by Anna Bentley
Since the onset of the COVID-19 pandemic, there has been so much individual and collective loss. In one way or another, all of us have grieved or are still grieving the loss of something — from loved ones, to the sudden disruptions in school and work, to the plans we had for our lives that didn’t include a pandemic. Perhaps all of us hoped early on that we would “defeat” COVID or “get back to normal,” but now we’re realizing we’re going to have to adapt to a new kind of future. How do we move forward while also acknowledging each other’s grief and loss?
When thinking of this question, I’m inspired by Dr. Shawn Ginwright’s The Future of Healing: Shifting from Trauma Informed Care to Healing Centered Engagement. How can we create environments for well-being in our communities and in our work here at OSU in the midst of COVID-19, the climate crisis, racial injustice, and our personal hardships? Here are a few insights inspired by Ginwright’s piece and my own lived experience that help me reconcile how I can look forward to the future without glossing over the very real suffering that so many of us are experiencing.
- We can experience grief and joy at the same time. Human beings are complex, and we’re capable of experiencing hope, joy, inspiration, and fulfillment in the midst of great loss. We don’t need to ignore or forget about our grief in order to experience joy. In the Academic Success Center & Writing Center, one way we’ve made space for this at work is by having multiple intentional conversations about how we’re feeling with the return to campus. I think we all have felt some combination of excitement, nervousness, and confusion about in-person activities at OSU. For me, talking about this openly validated my feelings, helped me process some of my grief, and made room for me to enjoy working on campus again.
- Individual and collective healing are interconnected. We can’t create and sustain environments for well-being when we’re consistently overwhelmed, burned out, and not present. We have to do our own inner work to process our emotions and experiences so that we can support our students, work to dismantle oppressive systems, and create environments for well-being. Just like our individual well-being impacts the spaces and communities of which we’re a part, the well-being of our community can create space for our individual healing. I think about what that looks like for me in the context of OSU. How does the way I show up to work impact the well-being of my colleagues, campus partners, and the spaces I occupy? Where are the groups and spaces on campus where I feel safe and reenergized and that promote my healing? In what ways can our department expand how we support students’ well-being and create spaces where everyone feels safe, celebrated, and empowered and knows that they belong?
- Designing inclusive environments for well-being requires collaboration. If we’re going to create environments for well-being where everyone belongs and feels safe, we need to work together, and we’ll need everyone’s hopes, dreams, ideas, and imagination. In order to do that well, we need to practice collaboration on a regular basis so we can further develop those skills. We collaborate frequently in the ASC & Writing Center, from engaging with the Student Affairs Priority to writing blog posts like this one. For this blog, collaboration looks like meeting as a team to discuss ideas for topics, deciding together who will be writing and who will be a “writing buddy,” and meeting with our writing buddies to gather feedback on drafts.
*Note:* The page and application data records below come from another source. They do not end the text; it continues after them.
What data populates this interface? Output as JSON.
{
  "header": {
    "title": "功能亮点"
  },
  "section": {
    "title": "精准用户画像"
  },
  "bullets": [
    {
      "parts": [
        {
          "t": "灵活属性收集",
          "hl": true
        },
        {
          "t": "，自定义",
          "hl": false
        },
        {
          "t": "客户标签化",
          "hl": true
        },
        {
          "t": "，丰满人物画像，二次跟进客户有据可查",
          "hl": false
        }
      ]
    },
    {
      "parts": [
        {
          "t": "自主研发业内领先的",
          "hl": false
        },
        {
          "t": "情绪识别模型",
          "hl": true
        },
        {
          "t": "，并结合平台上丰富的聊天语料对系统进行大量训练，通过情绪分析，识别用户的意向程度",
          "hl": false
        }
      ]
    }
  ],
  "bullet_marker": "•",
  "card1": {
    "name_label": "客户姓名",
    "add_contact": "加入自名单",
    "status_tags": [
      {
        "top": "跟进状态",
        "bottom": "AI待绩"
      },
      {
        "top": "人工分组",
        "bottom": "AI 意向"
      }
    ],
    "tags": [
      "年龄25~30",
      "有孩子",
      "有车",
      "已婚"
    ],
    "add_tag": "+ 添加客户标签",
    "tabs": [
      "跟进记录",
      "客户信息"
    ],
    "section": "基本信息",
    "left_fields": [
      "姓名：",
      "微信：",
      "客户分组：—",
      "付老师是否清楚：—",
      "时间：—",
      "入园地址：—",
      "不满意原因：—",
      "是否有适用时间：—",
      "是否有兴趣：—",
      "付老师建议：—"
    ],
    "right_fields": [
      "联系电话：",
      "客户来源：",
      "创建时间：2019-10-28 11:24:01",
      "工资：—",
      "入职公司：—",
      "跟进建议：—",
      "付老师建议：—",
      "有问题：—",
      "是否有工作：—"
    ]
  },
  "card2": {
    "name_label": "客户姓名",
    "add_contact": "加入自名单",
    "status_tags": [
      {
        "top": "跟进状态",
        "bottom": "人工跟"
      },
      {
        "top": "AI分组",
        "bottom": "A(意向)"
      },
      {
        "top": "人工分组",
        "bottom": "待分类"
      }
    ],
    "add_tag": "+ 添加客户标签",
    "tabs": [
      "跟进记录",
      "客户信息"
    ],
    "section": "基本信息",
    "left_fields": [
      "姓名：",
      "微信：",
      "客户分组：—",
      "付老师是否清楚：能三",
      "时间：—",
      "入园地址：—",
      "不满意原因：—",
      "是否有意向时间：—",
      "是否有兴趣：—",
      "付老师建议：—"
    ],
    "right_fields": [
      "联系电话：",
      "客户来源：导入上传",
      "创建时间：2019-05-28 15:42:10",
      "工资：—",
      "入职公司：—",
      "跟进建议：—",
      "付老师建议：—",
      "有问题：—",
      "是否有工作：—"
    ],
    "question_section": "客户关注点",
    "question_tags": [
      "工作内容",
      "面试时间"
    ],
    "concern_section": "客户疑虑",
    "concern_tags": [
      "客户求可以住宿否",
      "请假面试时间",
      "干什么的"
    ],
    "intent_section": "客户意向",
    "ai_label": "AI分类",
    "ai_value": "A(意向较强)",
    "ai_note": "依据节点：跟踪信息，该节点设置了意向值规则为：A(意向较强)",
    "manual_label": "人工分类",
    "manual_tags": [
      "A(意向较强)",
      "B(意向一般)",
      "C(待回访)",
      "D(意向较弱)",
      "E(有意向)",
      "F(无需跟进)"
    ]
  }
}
Collaboration is a practice that requires learning and unlearning, humility, confidence to share our voice, openness to listening and receiving, and a willingness to redistribute power. Collaborating daily on different projects, big and small, gives us opportunities to continuously cultivate those skills.
Dr. Shawn Ginwright’s piece invites me to consider my role in creating conditions for well-being at work and in my community so that we can build a bright and more equitable future. What helps you hope for and imagine a bright future in the midst of great hardship? What does collaboration look like in your department or circles outside of work? I’d love to hear your ideas in the comments.